TASK ITEM =
In the data below, find each line containing the string "date" and return it.

GIVEN RECORDS =
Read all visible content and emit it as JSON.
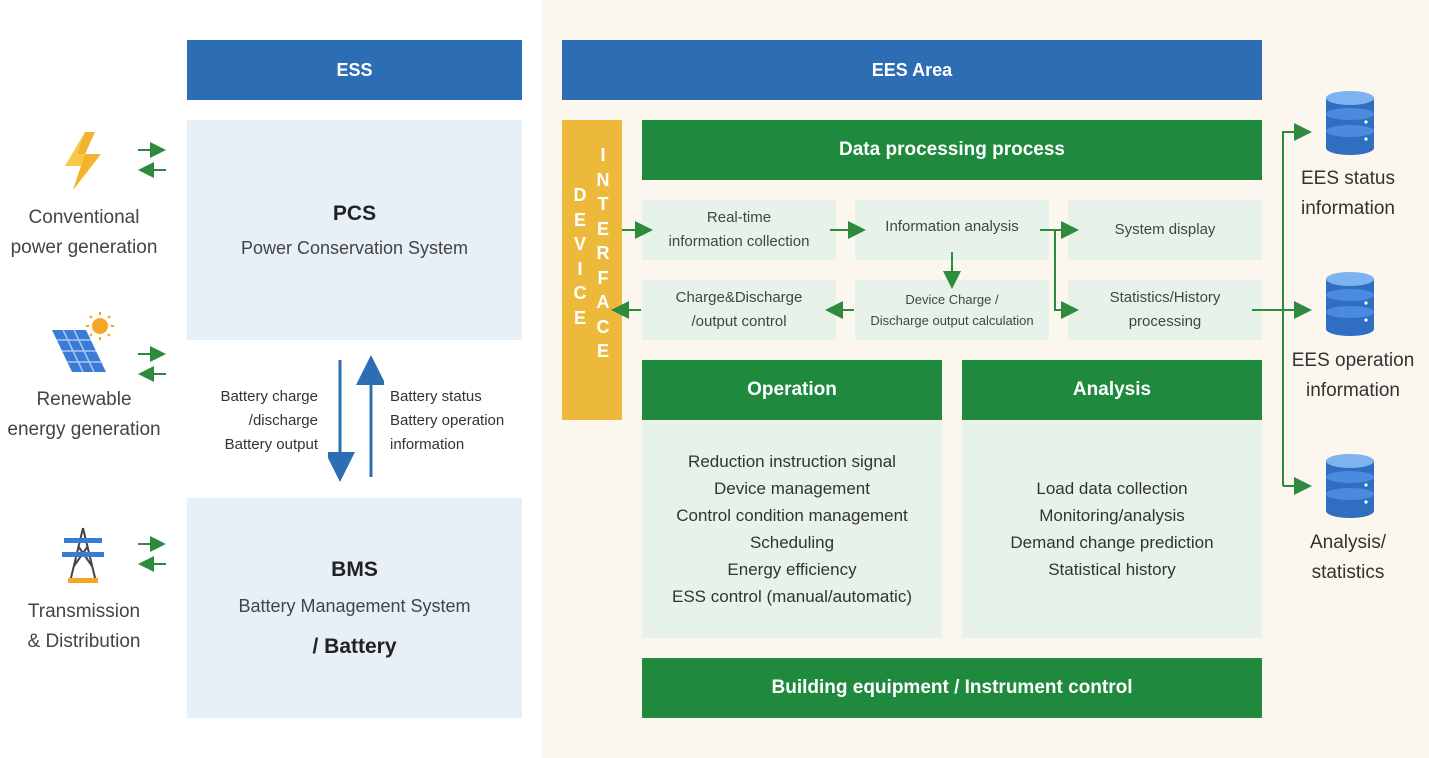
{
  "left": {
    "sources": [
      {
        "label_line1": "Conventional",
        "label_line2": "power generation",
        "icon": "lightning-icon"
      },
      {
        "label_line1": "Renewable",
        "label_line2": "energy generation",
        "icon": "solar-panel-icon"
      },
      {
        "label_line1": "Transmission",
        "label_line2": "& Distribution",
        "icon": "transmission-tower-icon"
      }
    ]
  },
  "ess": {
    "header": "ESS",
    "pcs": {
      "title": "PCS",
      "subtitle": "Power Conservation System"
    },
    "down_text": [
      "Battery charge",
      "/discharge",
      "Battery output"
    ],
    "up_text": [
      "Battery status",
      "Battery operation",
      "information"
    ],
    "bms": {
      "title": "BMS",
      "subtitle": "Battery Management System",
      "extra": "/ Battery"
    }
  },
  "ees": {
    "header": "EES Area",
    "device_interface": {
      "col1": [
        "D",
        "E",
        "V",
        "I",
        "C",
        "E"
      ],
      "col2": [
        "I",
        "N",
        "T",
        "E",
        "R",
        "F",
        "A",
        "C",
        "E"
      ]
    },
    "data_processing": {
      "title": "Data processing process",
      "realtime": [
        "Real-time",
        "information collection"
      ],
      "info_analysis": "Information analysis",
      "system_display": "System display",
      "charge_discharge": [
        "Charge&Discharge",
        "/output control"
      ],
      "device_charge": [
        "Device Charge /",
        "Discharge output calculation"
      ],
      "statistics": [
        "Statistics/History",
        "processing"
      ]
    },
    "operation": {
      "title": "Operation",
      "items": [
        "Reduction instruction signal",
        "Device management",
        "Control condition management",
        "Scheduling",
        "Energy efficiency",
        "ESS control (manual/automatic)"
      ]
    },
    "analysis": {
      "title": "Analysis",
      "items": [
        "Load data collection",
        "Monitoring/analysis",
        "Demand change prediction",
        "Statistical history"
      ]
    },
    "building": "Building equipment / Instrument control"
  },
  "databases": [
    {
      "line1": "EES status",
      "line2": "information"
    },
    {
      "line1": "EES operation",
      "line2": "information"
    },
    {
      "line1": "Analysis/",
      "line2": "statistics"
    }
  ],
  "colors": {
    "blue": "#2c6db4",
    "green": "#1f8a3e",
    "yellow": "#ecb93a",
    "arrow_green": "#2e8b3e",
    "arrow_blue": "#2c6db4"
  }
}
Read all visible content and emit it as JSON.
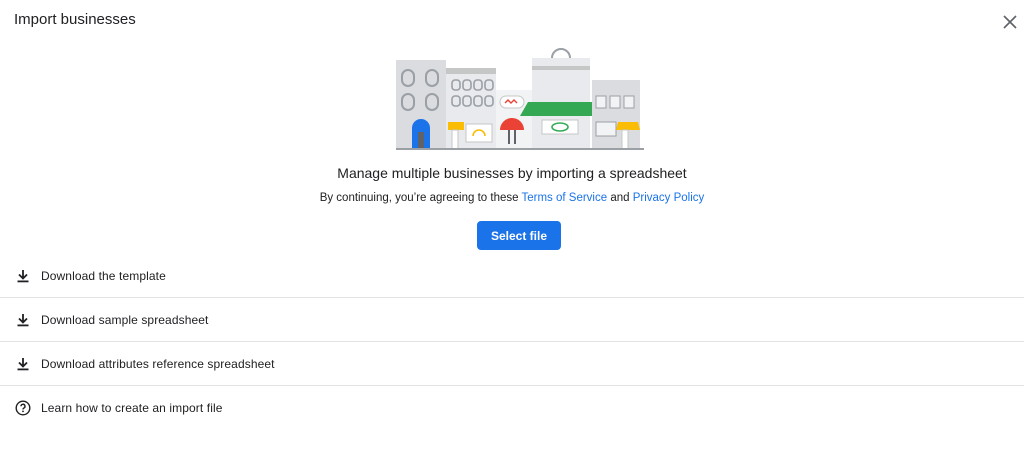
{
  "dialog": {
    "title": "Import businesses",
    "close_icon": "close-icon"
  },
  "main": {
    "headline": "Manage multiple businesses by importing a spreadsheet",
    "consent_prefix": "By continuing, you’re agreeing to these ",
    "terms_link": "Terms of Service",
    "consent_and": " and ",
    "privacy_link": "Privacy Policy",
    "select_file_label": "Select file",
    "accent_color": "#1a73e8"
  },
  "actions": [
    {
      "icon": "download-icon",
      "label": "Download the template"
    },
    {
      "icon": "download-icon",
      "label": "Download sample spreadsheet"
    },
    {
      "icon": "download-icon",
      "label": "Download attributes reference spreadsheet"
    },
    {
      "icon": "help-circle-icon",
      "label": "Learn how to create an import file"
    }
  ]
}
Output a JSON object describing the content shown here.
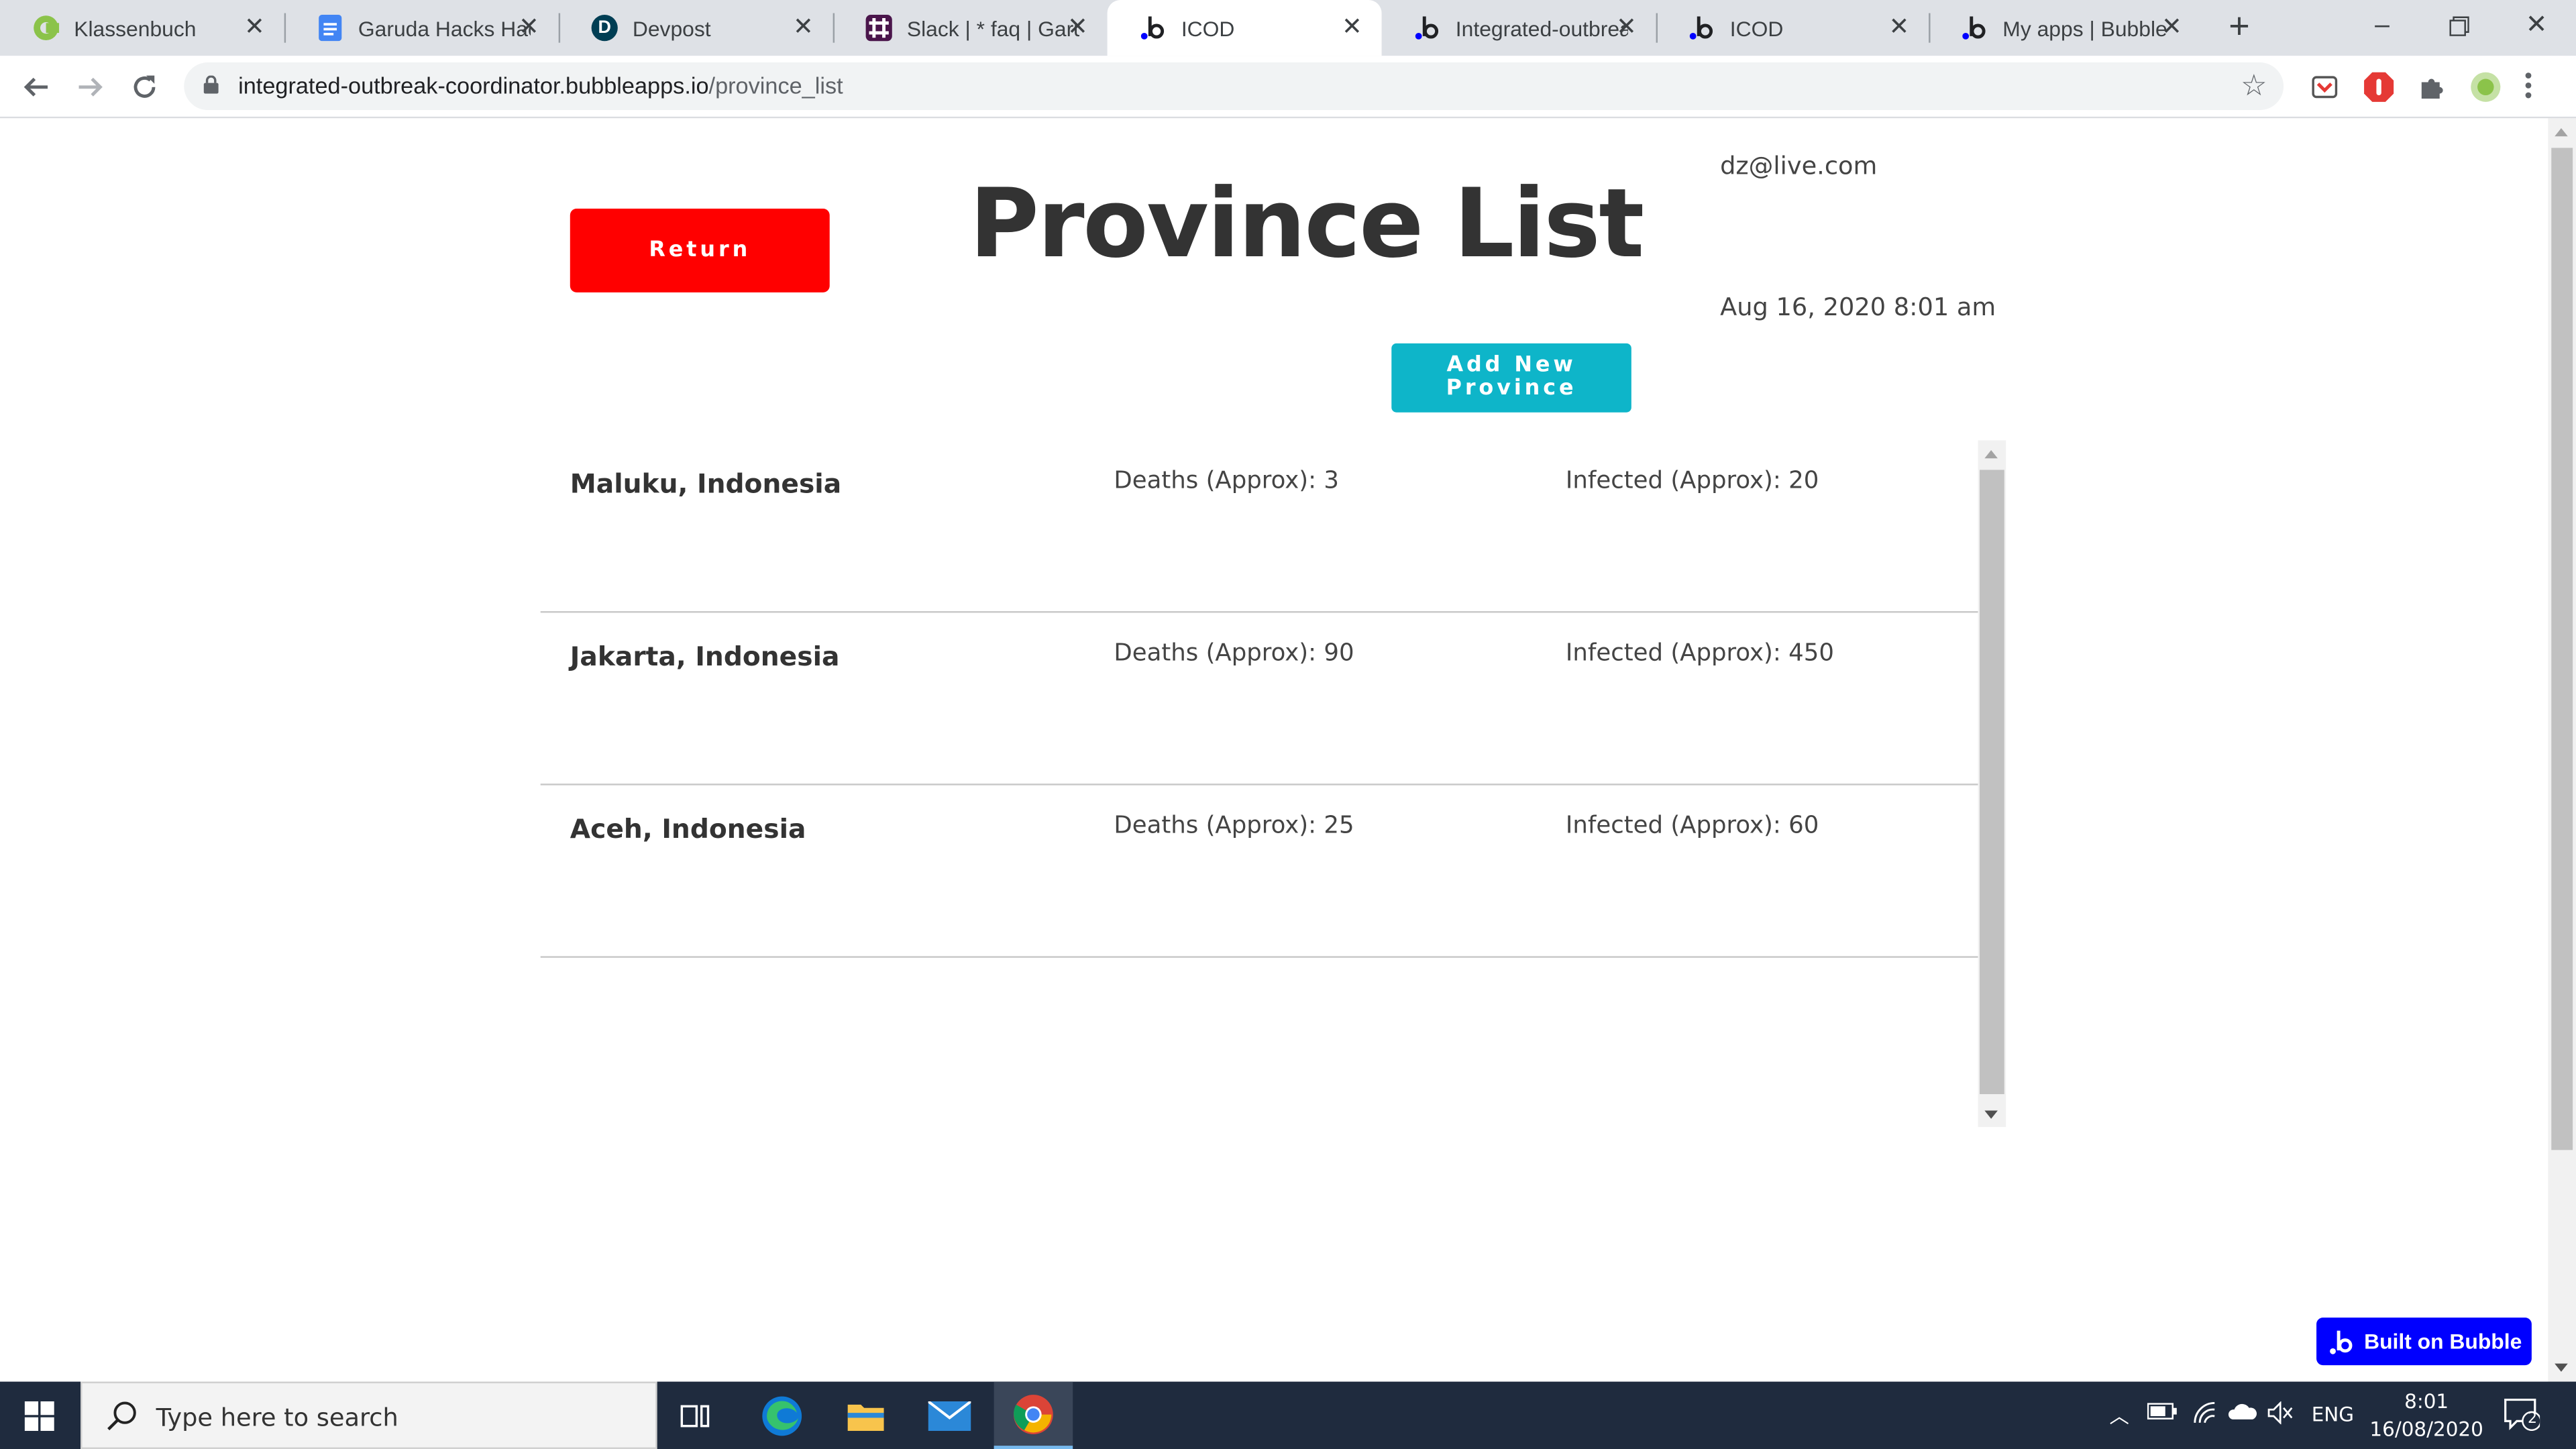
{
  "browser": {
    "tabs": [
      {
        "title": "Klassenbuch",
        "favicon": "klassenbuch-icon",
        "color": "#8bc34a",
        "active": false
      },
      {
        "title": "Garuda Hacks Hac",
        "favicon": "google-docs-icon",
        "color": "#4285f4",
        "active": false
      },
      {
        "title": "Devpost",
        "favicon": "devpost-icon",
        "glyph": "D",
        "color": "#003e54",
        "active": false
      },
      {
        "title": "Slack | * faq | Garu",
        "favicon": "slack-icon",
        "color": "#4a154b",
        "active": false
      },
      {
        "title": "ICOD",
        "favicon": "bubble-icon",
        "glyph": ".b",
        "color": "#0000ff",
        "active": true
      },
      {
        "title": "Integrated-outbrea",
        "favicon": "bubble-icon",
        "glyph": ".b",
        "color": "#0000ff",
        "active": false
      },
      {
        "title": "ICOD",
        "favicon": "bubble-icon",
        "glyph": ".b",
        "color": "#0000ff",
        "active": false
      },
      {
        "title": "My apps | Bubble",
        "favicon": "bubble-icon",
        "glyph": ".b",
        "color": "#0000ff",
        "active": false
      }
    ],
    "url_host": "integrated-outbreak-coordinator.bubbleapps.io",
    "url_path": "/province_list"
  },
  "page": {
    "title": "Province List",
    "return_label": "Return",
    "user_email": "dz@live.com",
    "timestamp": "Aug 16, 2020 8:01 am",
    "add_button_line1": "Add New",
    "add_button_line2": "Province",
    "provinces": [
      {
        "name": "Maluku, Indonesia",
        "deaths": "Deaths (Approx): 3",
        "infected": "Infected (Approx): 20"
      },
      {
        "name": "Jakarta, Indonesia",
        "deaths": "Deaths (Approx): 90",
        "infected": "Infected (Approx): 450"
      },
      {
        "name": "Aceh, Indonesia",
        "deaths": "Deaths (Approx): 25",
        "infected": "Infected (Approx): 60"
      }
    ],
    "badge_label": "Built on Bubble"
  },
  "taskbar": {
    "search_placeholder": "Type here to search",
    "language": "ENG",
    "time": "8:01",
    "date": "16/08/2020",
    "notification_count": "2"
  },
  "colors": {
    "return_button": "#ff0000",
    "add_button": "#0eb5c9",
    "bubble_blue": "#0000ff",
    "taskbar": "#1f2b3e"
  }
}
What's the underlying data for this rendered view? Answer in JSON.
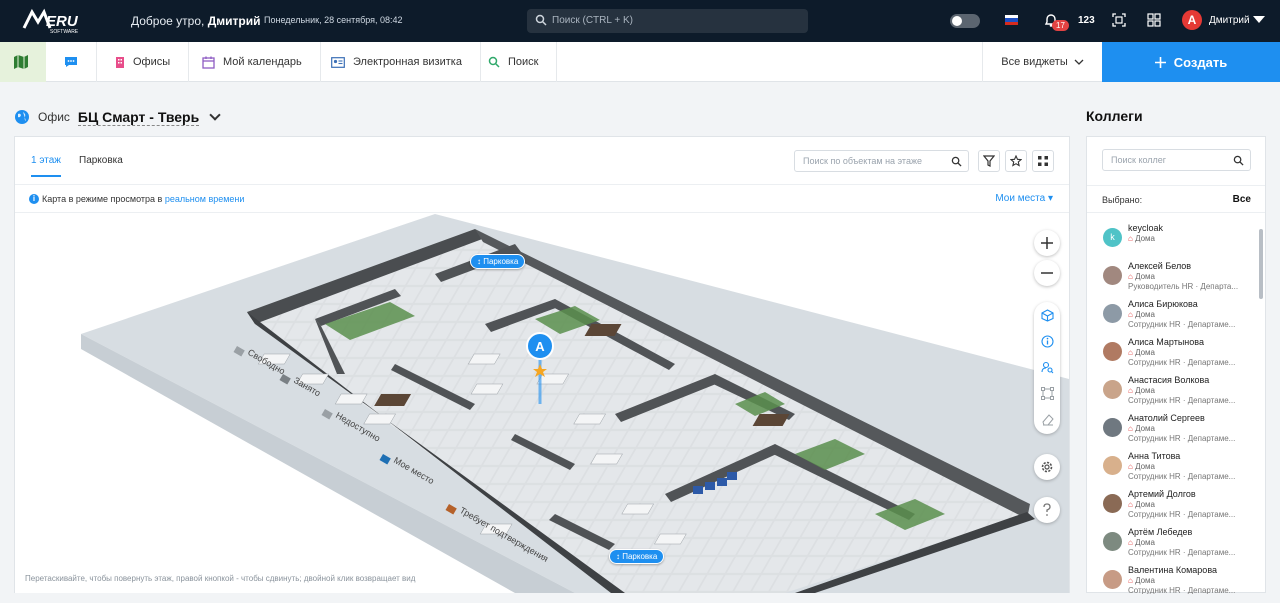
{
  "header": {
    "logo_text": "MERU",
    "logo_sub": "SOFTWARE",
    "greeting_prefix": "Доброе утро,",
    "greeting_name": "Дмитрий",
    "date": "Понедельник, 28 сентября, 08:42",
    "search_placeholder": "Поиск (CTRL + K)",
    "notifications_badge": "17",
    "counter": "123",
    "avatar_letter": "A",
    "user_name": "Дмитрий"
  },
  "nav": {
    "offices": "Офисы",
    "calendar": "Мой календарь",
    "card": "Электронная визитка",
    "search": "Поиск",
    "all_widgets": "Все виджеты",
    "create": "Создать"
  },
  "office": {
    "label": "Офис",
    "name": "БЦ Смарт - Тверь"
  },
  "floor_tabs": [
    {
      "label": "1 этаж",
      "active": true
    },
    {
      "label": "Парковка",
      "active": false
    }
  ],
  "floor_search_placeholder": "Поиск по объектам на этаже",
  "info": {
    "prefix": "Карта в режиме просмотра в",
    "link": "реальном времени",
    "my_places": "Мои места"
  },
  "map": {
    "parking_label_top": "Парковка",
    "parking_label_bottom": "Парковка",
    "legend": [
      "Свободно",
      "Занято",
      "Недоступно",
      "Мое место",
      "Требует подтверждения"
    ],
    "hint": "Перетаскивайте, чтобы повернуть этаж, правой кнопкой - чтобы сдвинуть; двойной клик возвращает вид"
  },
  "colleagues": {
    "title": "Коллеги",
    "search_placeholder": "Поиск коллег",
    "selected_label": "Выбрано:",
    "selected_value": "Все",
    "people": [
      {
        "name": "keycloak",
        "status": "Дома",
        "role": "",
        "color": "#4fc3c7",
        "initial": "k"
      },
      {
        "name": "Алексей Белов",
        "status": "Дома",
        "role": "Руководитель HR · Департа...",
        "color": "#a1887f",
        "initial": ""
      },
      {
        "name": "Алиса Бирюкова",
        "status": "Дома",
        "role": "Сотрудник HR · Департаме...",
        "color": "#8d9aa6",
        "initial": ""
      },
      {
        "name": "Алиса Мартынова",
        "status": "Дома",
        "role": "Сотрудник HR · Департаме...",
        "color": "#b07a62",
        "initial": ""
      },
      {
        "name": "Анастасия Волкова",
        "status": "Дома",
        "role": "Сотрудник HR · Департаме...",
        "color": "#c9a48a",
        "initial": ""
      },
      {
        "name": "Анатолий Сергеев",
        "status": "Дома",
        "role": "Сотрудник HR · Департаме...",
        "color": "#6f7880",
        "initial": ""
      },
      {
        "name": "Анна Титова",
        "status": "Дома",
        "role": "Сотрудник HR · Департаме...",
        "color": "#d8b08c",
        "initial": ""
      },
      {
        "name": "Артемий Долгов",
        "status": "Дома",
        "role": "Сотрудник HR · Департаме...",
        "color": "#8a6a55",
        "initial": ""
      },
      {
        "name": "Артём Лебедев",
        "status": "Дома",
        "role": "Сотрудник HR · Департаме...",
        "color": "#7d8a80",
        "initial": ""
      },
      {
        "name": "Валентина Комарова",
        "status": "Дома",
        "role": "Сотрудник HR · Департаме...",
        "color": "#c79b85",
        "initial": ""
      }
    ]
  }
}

SOLUTION BELOW =
    "date": "16/08/2020",
    "date": "Понедельник, 28 сентября, 08:42",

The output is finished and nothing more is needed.